Task description:
Nothing may be dropped or added when the entries below are copied.

Dataset entries:
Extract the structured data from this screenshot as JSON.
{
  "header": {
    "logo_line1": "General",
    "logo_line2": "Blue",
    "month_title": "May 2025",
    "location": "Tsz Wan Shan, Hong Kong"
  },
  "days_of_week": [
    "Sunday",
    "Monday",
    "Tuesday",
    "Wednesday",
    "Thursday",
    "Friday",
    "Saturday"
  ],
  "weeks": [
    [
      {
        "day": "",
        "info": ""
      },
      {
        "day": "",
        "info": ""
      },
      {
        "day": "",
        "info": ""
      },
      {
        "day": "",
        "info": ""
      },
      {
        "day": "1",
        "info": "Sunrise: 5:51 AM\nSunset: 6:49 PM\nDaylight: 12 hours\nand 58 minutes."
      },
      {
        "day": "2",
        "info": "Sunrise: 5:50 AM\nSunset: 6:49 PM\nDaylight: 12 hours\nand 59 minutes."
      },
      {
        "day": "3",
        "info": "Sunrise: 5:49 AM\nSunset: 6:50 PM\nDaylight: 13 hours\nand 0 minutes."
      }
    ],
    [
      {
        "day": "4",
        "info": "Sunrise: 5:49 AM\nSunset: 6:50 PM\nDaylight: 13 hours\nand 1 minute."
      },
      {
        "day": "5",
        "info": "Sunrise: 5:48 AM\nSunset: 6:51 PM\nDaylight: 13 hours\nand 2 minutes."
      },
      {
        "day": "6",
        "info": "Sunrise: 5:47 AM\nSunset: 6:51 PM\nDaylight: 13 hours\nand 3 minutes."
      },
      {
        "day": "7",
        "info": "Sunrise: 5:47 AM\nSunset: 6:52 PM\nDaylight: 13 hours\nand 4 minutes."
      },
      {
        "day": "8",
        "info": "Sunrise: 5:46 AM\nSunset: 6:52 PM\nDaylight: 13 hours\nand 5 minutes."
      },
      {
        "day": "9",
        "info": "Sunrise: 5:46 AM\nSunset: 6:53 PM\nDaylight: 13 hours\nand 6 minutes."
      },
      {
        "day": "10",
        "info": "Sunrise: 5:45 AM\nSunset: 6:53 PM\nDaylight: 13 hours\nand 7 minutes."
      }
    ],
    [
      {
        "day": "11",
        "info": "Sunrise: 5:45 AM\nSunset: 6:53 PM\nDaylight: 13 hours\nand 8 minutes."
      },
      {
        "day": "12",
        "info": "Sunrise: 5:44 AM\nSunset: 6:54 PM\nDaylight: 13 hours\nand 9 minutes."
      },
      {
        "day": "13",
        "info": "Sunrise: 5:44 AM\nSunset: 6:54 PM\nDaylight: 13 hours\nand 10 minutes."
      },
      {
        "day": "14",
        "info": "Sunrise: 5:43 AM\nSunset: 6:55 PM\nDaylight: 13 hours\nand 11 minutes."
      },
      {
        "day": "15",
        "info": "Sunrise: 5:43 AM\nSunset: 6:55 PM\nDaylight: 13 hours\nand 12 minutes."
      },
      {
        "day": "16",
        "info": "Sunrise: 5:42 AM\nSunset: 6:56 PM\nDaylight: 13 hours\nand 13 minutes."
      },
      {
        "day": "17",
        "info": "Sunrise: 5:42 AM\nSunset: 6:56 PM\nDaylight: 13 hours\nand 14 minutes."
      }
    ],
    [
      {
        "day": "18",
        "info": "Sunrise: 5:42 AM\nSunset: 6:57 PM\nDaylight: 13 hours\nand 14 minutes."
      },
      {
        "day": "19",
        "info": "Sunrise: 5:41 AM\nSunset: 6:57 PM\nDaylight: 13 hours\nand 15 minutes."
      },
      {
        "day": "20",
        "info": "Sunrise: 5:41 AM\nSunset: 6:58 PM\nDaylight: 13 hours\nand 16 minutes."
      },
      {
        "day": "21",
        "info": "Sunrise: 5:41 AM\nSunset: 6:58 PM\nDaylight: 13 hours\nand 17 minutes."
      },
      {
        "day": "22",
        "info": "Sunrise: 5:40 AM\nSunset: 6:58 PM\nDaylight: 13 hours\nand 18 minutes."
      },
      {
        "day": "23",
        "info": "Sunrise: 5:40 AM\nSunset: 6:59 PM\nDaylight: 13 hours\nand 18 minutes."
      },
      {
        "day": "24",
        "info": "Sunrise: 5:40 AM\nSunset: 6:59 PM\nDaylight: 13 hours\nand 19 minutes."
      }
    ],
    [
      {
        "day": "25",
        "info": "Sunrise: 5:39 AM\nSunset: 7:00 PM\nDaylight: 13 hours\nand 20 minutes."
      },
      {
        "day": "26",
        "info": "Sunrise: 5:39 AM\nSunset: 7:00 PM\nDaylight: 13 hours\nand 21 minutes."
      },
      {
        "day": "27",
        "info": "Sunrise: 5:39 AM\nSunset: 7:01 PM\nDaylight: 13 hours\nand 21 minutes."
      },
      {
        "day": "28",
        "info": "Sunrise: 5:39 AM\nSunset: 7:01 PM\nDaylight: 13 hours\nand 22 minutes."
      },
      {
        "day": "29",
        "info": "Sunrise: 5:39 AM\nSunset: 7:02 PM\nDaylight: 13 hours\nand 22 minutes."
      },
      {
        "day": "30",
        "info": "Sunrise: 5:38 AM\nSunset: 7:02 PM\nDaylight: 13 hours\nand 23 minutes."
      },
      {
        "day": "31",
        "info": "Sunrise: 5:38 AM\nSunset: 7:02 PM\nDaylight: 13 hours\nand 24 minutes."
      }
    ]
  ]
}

Expected answer:
Extract the structured data from this screenshot as JSON.
{
  "header": {
    "logo_line1": "General",
    "logo_line2": "Blue",
    "month_title": "May 2025",
    "location": "Tsz Wan Shan, Hong Kong"
  },
  "days_of_week": [
    "Sunday",
    "Monday",
    "Tuesday",
    "Wednesday",
    "Thursday",
    "Friday",
    "Saturday"
  ],
  "weeks": [
    [
      {
        "day": "",
        "info": ""
      },
      {
        "day": "",
        "info": ""
      },
      {
        "day": "",
        "info": ""
      },
      {
        "day": "",
        "info": ""
      },
      {
        "day": "1",
        "info": "Sunrise: 5:51 AM\nSunset: 6:49 PM\nDaylight: 12 hours\nand 58 minutes."
      },
      {
        "day": "2",
        "info": "Sunrise: 5:50 AM\nSunset: 6:49 PM\nDaylight: 12 hours\nand 59 minutes."
      },
      {
        "day": "3",
        "info": "Sunrise: 5:49 AM\nSunset: 6:50 PM\nDaylight: 13 hours\nand 0 minutes."
      }
    ],
    [
      {
        "day": "4",
        "info": "Sunrise: 5:49 AM\nSunset: 6:50 PM\nDaylight: 13 hours\nand 1 minute."
      },
      {
        "day": "5",
        "info": "Sunrise: 5:48 AM\nSunset: 6:51 PM\nDaylight: 13 hours\nand 2 minutes."
      },
      {
        "day": "6",
        "info": "Sunrise: 5:47 AM\nSunset: 6:51 PM\nDaylight: 13 hours\nand 3 minutes."
      },
      {
        "day": "7",
        "info": "Sunrise: 5:47 AM\nSunset: 6:52 PM\nDaylight: 13 hours\nand 4 minutes."
      },
      {
        "day": "8",
        "info": "Sunrise: 5:46 AM\nSunset: 6:52 PM\nDaylight: 13 hours\nand 5 minutes."
      },
      {
        "day": "9",
        "info": "Sunrise: 5:46 AM\nSunset: 6:53 PM\nDaylight: 13 hours\nand 6 minutes."
      },
      {
        "day": "10",
        "info": "Sunrise: 5:45 AM\nSunset: 6:53 PM\nDaylight: 13 hours\nand 7 minutes."
      }
    ],
    [
      {
        "day": "11",
        "info": "Sunrise: 5:45 AM\nSunset: 6:53 PM\nDaylight: 13 hours\nand 8 minutes."
      },
      {
        "day": "12",
        "info": "Sunrise: 5:44 AM\nSunset: 6:54 PM\nDaylight: 13 hours\nand 9 minutes."
      },
      {
        "day": "13",
        "info": "Sunrise: 5:44 AM\nSunset: 6:54 PM\nDaylight: 13 hours\nand 10 minutes."
      },
      {
        "day": "14",
        "info": "Sunrise: 5:43 AM\nSunset: 6:55 PM\nDaylight: 13 hours\nand 11 minutes."
      },
      {
        "day": "15",
        "info": "Sunrise: 5:43 AM\nSunset: 6:55 PM\nDaylight: 13 hours\nand 12 minutes."
      },
      {
        "day": "16",
        "info": "Sunrise: 5:42 AM\nSunset: 6:56 PM\nDaylight: 13 hours\nand 13 minutes."
      },
      {
        "day": "17",
        "info": "Sunrise: 5:42 AM\nSunset: 6:56 PM\nDaylight: 13 hours\nand 14 minutes."
      }
    ],
    [
      {
        "day": "18",
        "info": "Sunrise: 5:42 AM\nSunset: 6:57 PM\nDaylight: 13 hours\nand 14 minutes."
      },
      {
        "day": "19",
        "info": "Sunrise: 5:41 AM\nSunset: 6:57 PM\nDaylight: 13 hours\nand 15 minutes."
      },
      {
        "day": "20",
        "info": "Sunrise: 5:41 AM\nSunset: 6:58 PM\nDaylight: 13 hours\nand 16 minutes."
      },
      {
        "day": "21",
        "info": "Sunrise: 5:41 AM\nSunset: 6:58 PM\nDaylight: 13 hours\nand 17 minutes."
      },
      {
        "day": "22",
        "info": "Sunrise: 5:40 AM\nSunset: 6:58 PM\nDaylight: 13 hours\nand 18 minutes."
      },
      {
        "day": "23",
        "info": "Sunrise: 5:40 AM\nSunset: 6:59 PM\nDaylight: 13 hours\nand 18 minutes."
      },
      {
        "day": "24",
        "info": "Sunrise: 5:40 AM\nSunset: 6:59 PM\nDaylight: 13 hours\nand 19 minutes."
      }
    ],
    [
      {
        "day": "25",
        "info": "Sunrise: 5:39 AM\nSunset: 7:00 PM\nDaylight: 13 hours\nand 20 minutes."
      },
      {
        "day": "26",
        "info": "Sunrise: 5:39 AM\nSunset: 7:00 PM\nDaylight: 13 hours\nand 21 minutes."
      },
      {
        "day": "27",
        "info": "Sunrise: 5:39 AM\nSunset: 7:01 PM\nDaylight: 13 hours\nand 21 minutes."
      },
      {
        "day": "28",
        "info": "Sunrise: 5:39 AM\nSunset: 7:01 PM\nDaylight: 13 hours\nand 22 minutes."
      },
      {
        "day": "29",
        "info": "Sunrise: 5:39 AM\nSunset: 7:02 PM\nDaylight: 13 hours\nand 22 minutes."
      },
      {
        "day": "30",
        "info": "Sunrise: 5:38 AM\nSunset: 7:02 PM\nDaylight: 13 hours\nand 23 minutes."
      },
      {
        "day": "31",
        "info": "Sunrise: 5:38 AM\nSunset: 7:02 PM\nDaylight: 13 hours\nand 24 minutes."
      }
    ]
  ]
}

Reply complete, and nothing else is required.